The amount you keep from dropping your PMI pays for the appraisal in a matter of months. Appraisal Solutions is in the business of tracking real estate value trends in Maryville and Madison County. Contact us today.

Do you need anything from the homeowner in advance?   (Return to top)

The first step in most appraisals is the home inspection. During this process, the appraiser will come to your home and measure it, determine the layout of the rooms inside, confirm all aspects of the home's general condition, and take several photos of your house for inclusion in the report. On the home's interior, make sure it is clutter free and that we can get to things like furnaces and water heaters. On the outside, trim any bushes so we can be free to get an accurate measurement of outside walls.

To help expedite our work as well as ensure a more accurate report, attempt if possible to have the following items:
  • Any information on the purchase of the property for the last three years.
  • Title policy that lists encroachments or easements.
  • Any "Homeowners Associations" agreements or, if applicable, condo covenants or fees .
  • A list of any major home improvements and upgrades, the amount of their purchase and date of their installation (for example, the addition of Insulation or roof repairs) and permit confirmation (if available).
  • A bill for your most recent real estate taxes which should also contain a legal description of the property.

How does an appraiser define "Market Value"?   (Return to top)

In real estate appraising, Market Value is commonly defined as:

"The most probable price (in terms of money) which a property should bring in a competitive and open market under all conditions requisite to a fair sale, the buyer and seller each acting prudently and knowledgeably, and assuming the price is not affected by undue stimulus.
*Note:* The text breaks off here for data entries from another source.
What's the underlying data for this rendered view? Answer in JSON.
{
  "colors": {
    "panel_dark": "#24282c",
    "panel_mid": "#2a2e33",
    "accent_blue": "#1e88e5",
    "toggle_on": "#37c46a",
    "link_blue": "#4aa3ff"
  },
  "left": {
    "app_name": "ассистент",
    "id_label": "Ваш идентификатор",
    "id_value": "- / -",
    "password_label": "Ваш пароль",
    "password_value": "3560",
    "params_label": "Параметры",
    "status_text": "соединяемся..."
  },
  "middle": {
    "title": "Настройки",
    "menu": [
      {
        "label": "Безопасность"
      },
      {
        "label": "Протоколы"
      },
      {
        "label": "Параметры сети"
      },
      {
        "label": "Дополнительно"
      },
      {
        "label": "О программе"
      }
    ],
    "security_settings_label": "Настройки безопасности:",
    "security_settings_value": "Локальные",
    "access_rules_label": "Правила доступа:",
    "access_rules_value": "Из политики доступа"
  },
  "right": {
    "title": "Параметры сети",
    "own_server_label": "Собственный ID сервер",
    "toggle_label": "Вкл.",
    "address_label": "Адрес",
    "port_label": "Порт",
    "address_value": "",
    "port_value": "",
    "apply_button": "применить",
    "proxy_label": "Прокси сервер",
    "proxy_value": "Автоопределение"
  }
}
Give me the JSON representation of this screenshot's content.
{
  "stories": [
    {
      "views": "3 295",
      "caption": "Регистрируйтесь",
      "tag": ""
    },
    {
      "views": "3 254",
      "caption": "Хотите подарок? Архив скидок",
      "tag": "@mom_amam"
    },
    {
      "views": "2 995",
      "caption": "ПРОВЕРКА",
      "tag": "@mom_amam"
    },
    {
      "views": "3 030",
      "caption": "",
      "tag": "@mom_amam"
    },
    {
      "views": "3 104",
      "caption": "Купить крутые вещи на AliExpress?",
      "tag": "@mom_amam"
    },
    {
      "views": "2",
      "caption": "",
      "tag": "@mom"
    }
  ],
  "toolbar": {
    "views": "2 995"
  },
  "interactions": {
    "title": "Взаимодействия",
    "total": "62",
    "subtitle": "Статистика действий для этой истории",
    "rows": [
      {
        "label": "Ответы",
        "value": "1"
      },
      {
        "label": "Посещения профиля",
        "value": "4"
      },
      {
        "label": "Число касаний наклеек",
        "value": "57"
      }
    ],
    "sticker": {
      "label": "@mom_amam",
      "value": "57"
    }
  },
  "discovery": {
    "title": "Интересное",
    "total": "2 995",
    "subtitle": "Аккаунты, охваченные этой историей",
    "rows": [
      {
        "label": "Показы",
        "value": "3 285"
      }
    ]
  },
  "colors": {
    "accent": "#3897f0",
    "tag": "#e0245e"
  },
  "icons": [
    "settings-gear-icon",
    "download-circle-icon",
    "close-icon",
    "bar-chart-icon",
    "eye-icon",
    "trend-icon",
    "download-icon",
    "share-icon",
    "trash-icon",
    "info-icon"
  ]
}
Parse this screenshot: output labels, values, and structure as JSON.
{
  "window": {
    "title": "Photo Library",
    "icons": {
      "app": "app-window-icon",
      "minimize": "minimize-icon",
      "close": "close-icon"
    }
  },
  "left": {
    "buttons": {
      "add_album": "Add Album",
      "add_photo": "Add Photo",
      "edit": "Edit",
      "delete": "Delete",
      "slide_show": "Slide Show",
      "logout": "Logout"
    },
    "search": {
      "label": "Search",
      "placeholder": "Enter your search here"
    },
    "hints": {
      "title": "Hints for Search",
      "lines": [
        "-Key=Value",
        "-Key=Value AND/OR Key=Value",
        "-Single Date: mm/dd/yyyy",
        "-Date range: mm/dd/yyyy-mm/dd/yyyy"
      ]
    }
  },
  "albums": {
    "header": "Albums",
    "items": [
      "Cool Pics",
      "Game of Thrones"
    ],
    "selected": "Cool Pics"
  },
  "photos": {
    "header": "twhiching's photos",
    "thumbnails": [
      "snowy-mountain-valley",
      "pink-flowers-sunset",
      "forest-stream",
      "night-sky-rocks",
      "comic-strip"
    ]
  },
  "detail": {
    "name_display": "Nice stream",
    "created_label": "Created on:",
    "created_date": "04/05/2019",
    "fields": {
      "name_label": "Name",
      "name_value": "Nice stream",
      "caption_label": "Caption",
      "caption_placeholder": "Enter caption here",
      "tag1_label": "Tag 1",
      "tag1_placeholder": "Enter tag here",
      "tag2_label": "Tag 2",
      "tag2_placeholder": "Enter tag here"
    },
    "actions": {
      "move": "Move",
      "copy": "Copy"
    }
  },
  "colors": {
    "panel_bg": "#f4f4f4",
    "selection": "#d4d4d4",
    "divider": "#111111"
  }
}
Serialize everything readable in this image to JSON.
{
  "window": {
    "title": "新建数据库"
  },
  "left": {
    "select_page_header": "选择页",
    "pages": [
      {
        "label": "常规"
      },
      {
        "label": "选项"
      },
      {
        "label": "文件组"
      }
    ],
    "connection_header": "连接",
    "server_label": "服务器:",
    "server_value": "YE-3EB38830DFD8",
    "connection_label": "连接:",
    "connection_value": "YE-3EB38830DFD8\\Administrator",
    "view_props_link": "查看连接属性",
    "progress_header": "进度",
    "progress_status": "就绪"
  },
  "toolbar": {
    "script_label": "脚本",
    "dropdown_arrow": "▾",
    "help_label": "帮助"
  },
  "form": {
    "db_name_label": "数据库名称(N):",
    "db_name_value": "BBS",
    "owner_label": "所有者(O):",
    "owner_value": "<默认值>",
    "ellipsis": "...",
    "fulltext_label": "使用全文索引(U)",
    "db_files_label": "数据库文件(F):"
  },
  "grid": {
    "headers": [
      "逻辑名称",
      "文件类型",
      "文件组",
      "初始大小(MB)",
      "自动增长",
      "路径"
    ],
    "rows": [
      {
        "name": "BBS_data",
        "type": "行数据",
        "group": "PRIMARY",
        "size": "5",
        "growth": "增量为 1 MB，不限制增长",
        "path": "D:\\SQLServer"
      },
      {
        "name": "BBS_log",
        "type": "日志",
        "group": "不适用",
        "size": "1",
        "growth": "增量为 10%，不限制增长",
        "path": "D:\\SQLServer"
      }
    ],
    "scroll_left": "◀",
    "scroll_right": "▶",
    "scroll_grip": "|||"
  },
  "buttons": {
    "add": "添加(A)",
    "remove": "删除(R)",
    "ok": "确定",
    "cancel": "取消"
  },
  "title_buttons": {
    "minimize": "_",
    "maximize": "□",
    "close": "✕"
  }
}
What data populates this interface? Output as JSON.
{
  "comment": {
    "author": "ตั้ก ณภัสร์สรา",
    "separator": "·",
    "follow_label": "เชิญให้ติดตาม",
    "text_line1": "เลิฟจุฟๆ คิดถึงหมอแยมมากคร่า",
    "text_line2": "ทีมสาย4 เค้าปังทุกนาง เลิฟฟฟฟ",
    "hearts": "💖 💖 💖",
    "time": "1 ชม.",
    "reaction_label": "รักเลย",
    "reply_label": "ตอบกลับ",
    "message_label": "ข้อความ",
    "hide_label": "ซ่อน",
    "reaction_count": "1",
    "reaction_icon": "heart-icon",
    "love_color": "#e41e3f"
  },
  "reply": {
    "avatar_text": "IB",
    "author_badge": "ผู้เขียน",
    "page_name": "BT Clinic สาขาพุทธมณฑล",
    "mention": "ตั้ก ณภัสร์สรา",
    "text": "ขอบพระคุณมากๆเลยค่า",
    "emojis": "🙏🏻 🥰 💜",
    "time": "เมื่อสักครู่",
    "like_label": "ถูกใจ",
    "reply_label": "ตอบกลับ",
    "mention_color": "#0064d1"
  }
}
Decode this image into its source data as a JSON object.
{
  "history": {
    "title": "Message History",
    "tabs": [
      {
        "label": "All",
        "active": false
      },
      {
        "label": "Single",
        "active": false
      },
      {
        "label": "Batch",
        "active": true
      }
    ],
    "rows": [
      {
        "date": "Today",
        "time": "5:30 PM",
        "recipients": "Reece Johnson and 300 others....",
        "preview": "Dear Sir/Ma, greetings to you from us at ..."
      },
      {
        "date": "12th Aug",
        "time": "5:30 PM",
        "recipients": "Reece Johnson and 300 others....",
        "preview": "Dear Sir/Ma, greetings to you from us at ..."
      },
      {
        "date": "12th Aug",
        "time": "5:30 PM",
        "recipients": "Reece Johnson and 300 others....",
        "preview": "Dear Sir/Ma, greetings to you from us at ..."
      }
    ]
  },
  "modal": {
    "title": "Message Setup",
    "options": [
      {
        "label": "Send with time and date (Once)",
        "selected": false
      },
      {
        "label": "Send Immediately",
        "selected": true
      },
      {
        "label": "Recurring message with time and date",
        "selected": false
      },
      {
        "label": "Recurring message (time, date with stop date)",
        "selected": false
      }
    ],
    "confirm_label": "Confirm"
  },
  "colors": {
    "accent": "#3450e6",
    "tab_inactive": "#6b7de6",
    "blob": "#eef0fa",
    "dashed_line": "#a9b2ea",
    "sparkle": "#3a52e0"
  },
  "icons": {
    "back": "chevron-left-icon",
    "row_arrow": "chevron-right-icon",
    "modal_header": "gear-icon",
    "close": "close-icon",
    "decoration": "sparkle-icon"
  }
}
Implicit in this definition is the consummation of a sale as of a specified date and the passing of title from seller to buyer under conditions whereby: the buyer and seller are typically motivated; both parties are well informed or well advised, and acting in what they consider their best interests; a reasonable time is allowed for exposure in the open market; payment is made in terms of cash in United States dollars or in terms of financial arrangements comparable thereto; and the price represents the normal consideration for the property sold unaffected by special or creative financing or sales concessions granted by anyone associated with the sale."



Once complete, who actually owns the appraisal report?   (Return to top)

In most real estate transactions, the appraisal is ordered by the lender. While the buyer pays for the report as part of the closing costs, the lender retains the right to use the report or any information contained within. The buyer is certainly entitled to a copy of the appraisal - it's usually included with all the other closing documents - but is not entitled to use the report for any other purpose without permission from the lender.

It's different when it's the homeowner hiring the appraiser for things outside securing a mortgage. In these cases, the appraiser may stipulate how the appraisal can be used; for PMI removal, or estate planning or tax challenges, for example. If not noted otherwise, the home owner can use the appraisal for any purpose.


How can I get the most ROI out of home improvements?   (Return to top)

The answer to this is different depending upon the location of the home. For example, putting in an inline humidifier could be nice in arid regions, but completely useless near the coast!

As a rule, the most value returned from renovating a home comes in the kitchen. According to one national survey, kitchen remodels returned an average of 88% of the investment. In other words, a $10,000 kitchen remodeling project would add approximately $8,800 to the value of the home. Bathrooms were second, yielding 85%. On the contrary, an improvement that may not add value would be painting just for the sake of redecorating.